What Is Private Mortgage Insurance?
Private mortgage insurance insures your mortgage against default. Your PMI company pays your mortgage holder the difference between your down payment up to 20 percent of the total cost of the home to cover the loss should you default on the home. PMI gives your lender the assurance that it will recover money on higher-risk mortgage loans.
Factors Requiring Mortgage Insurance
PMI comes into play in your mortgage loan when the total mortgage amount exceeds 80 percent of the cost of the home. Borrowers who cannot pay at least 20 percent of the mortgage as a down payment must automatically enroll in a PMI program. Your lender requires this to issue the mortgage to you. Having a cosigner does not remove the automatic enrollment for PMI. You need to pay at least 20 percent down or you get PMI. Cosigners do offer other benefits when it comes to mortgage insurance, however.
Factors Affecting Your Monthly Premium
The deciding factors on how much PMI costs depend on your down payment amount and your credit rating. The more you put down on the house, the less you pay in PMI premiums. Your PMI rate also is influenced by your credit score. Young couples with poor credit may benefit by having a cosigner by getting a lower rate on their PMI premiums, which in turn lowers their monthly payments.
How to Avoid Mortgage Insurance
Using a cosigner does not let you avoid mortgage insurance because the criteria for mortgage insurance is not based on credit. Other methods do exist for getting out of paying mortgage insurance. Pay more than 20 percent down to immediately avoid PMI. The other option consists of splitting your mortgage in an 80-10-10 method. You put 10 percent down, get a mortgage for 80 percent of the home and get a private loan for the other 10 percent. You pay a higher interest rate on the second loan but it may cost less than PMI.
Leigh Thompson began writing in 2007 and specializes in creating content for websites. She has been published online in various capacities.
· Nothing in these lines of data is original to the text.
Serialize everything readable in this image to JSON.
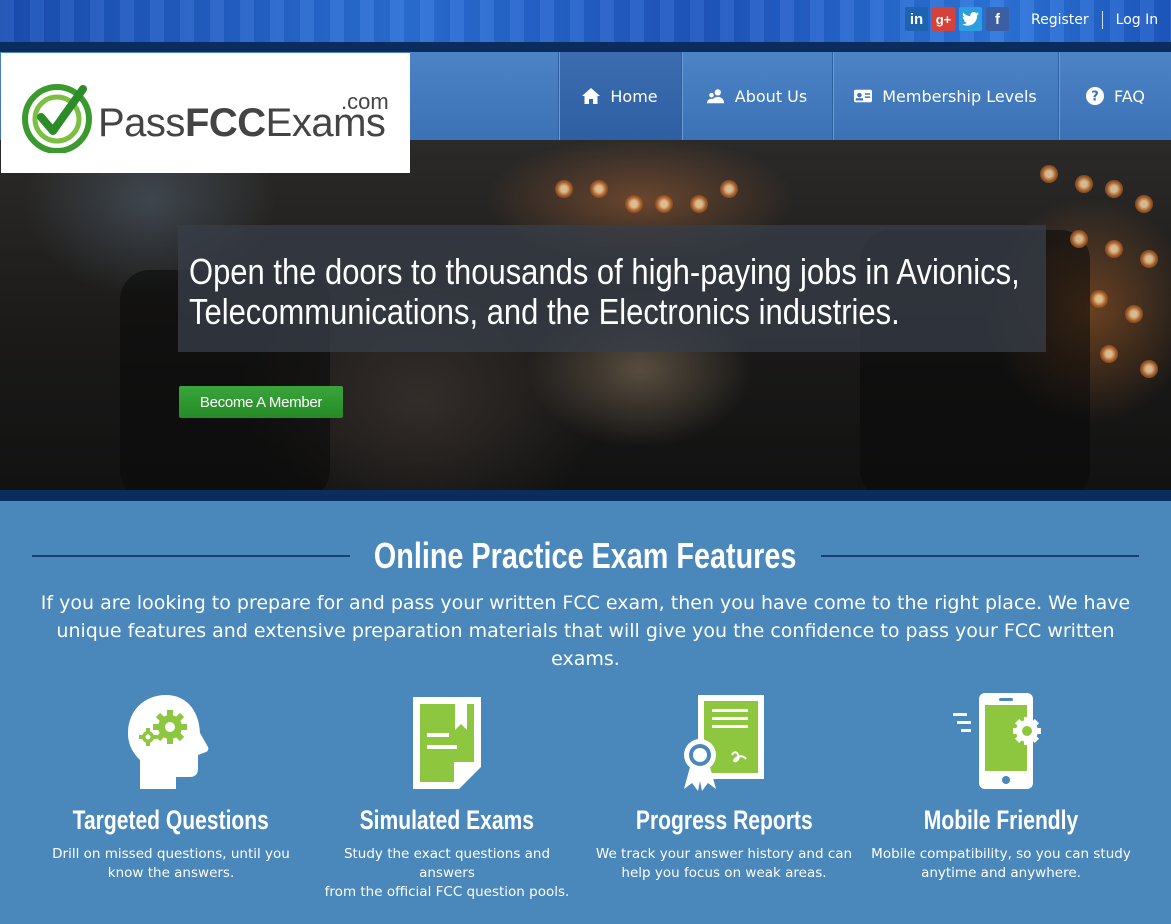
{
  "topbar": {
    "social": [
      {
        "name": "linkedin-icon",
        "glyph": "in"
      },
      {
        "name": "googleplus-icon",
        "glyph": "g+"
      },
      {
        "name": "twitter-icon",
        "glyph": "t"
      },
      {
        "name": "facebook-icon",
        "glyph": "f"
      }
    ],
    "register_label": "Register",
    "login_label": "Log In"
  },
  "logo": {
    "part1": "Pass",
    "part2": "FCC",
    "part3": "Exams",
    "suffix": ".com"
  },
  "nav": {
    "home": "Home",
    "about": "About Us",
    "membership": "Membership Levels",
    "faq": "FAQ"
  },
  "hero": {
    "line1": "Open the doors to thousands of high-paying jobs in Avionics,",
    "line2": "Telecommunications, and the Electronics industries.",
    "cta_label": "Become A Member"
  },
  "features": {
    "title": "Online Practice Exam Features",
    "intro_line1": "If you are looking to prepare for and pass your written FCC exam, then you have come to the right place. We have",
    "intro_line2": "unique features and extensive preparation materials that will give you the confidence to pass your FCC written exams.",
    "items": [
      {
        "title": "Targeted Questions",
        "desc1": "Drill on missed questions, until you",
        "desc2": "know the answers.",
        "icon": "head-gears-icon"
      },
      {
        "title": "Simulated Exams",
        "desc1": "Study the exact questions and answers",
        "desc2": "from the official FCC question pools.",
        "icon": "document-bookmark-icon"
      },
      {
        "title": "Progress Reports",
        "desc1": "We track your answer history and can",
        "desc2": "help you focus on weak areas.",
        "icon": "certificate-icon"
      },
      {
        "title": "Mobile Friendly",
        "desc1": "Mobile compatibility, so you can study",
        "desc2": "anytime and anywhere.",
        "icon": "mobile-phone-icon"
      }
    ]
  },
  "colors": {
    "accent_green": "#8dc63f",
    "nav_blue": "#3b71b5",
    "dark_strip": "#0a2d5e",
    "features_bg": "#4a87bb",
    "cta_green": "#2f9a31"
  }
}
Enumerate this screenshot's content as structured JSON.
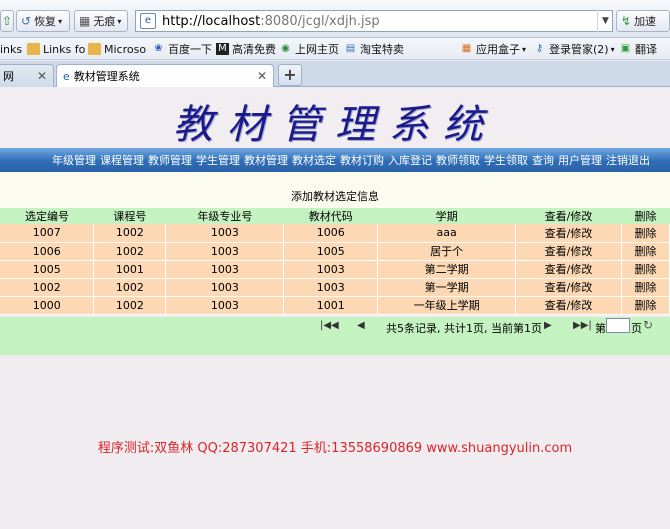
{
  "browser": {
    "back_label": "",
    "restore_label": "恢复",
    "private_label": "无痕",
    "url_host": "http://localhost",
    "url_rest": ":8080/jcgl/xdjh.jsp",
    "accelerate_label": "加速"
  },
  "bookmarks": [
    {
      "label": "inks"
    },
    {
      "label": "Links fo"
    },
    {
      "label": "Microso"
    },
    {
      "label": "百度一下"
    },
    {
      "label": "高清免费"
    },
    {
      "label": "上网主页"
    },
    {
      "label": "淘宝特卖"
    },
    {
      "label": "应用盒子"
    },
    {
      "label": "登录管家(2)"
    },
    {
      "label": "翻译"
    }
  ],
  "tabs": {
    "inactive_label": "网",
    "active_label": "教材管理系统"
  },
  "page": {
    "system_title": "教材管理系统",
    "nav": [
      "年级管理",
      "课程管理",
      "教师管理",
      "学生管理",
      "教材管理",
      "教材选定",
      "教材订购",
      "入库登记",
      "教师领取",
      "学生领取",
      "查询",
      "用户管理",
      "注销退出"
    ],
    "sub_title": "添加教材选定信息",
    "table": {
      "headers": [
        "选定编号",
        "课程号",
        "年级专业号",
        "教材代码",
        "学期",
        "查看/修改",
        "删除"
      ],
      "rows": [
        [
          "1007",
          "1002",
          "1003",
          "1006",
          "aaa",
          "查看/修改",
          "删除"
        ],
        [
          "1006",
          "1002",
          "1003",
          "1005",
          "居于个",
          "查看/修改",
          "删除"
        ],
        [
          "1005",
          "1001",
          "1003",
          "1003",
          "第二学期",
          "查看/修改",
          "删除"
        ],
        [
          "1002",
          "1002",
          "1003",
          "1003",
          "第一学期",
          "查看/修改",
          "删除"
        ],
        [
          "1000",
          "1002",
          "1003",
          "1001",
          "一年级上学期",
          "查看/修改",
          "删除"
        ]
      ]
    },
    "pager": {
      "info": "共5条记录, 共计1页, 当前第1页",
      "di": "第",
      "ye": "页"
    },
    "footer": "程序测试:双鱼林  QQ:287307421  手机:13558690869 www.shuangyulin.com"
  }
}
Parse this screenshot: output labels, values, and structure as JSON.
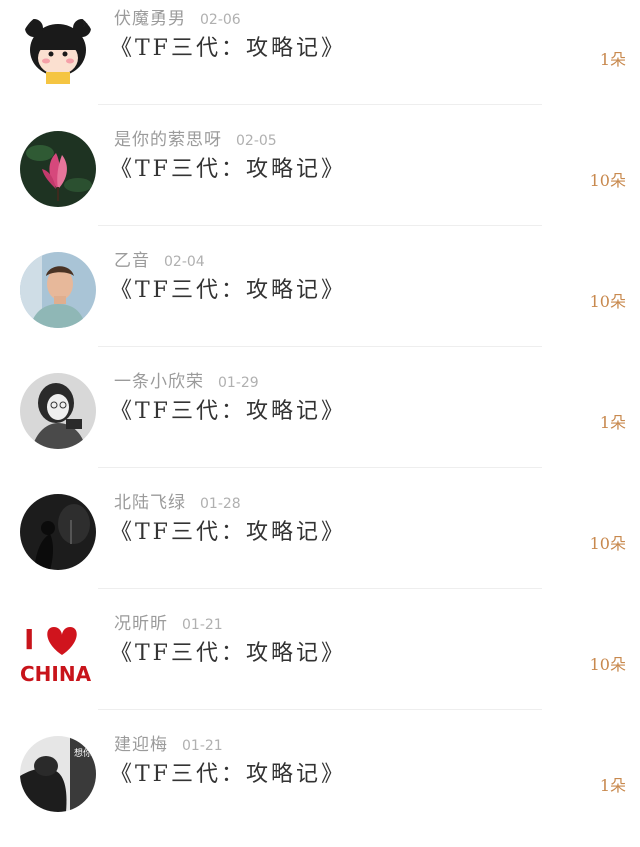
{
  "comments": [
    {
      "username": "伏魔勇男",
      "date": "02-06",
      "title": "《TF三代：攻略记》",
      "count": "1朵",
      "avatar": "cartoon-girl"
    },
    {
      "username": "是你的萦思呀",
      "date": "02-05",
      "title": "《TF三代：攻略记》",
      "count": "10朵",
      "avatar": "magnolia-flower"
    },
    {
      "username": "乙音",
      "date": "02-04",
      "title": "《TF三代：攻略记》",
      "count": "10朵",
      "avatar": "young-man"
    },
    {
      "username": "一条小欣荣",
      "date": "01-29",
      "title": "《TF三代：攻略记》",
      "count": "1朵",
      "avatar": "girl-bw"
    },
    {
      "username": "北陆飞绿",
      "date": "01-28",
      "title": "《TF三代：攻略记》",
      "count": "10朵",
      "avatar": "dark-silhouette"
    },
    {
      "username": "况昕昕",
      "date": "01-21",
      "title": "《TF三代：攻略记》",
      "count": "10朵",
      "avatar": "i-love-china",
      "avatar_text": {
        "letter": "I",
        "word": "CHINA"
      }
    },
    {
      "username": "建迎梅",
      "date": "01-21",
      "title": "《TF三代：攻略记》",
      "count": "1朵",
      "avatar": "bw-portrait",
      "avatar_text": "想你的夜"
    }
  ],
  "colors": {
    "count": "#c8894e",
    "username": "#9b9b9b",
    "title": "#333333"
  }
}
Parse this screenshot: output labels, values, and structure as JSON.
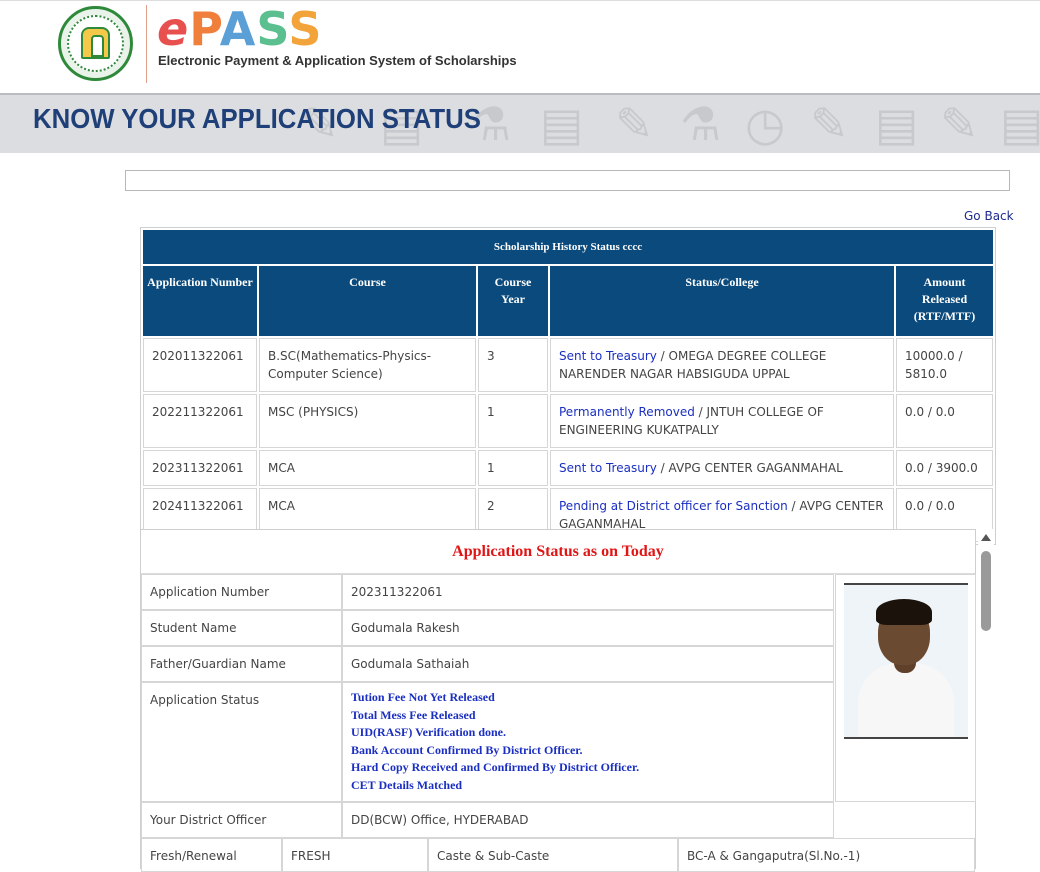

Thompson has an associate degree in information technology from the University of Kansas and is working on a bachelor's degree in business and personal finance.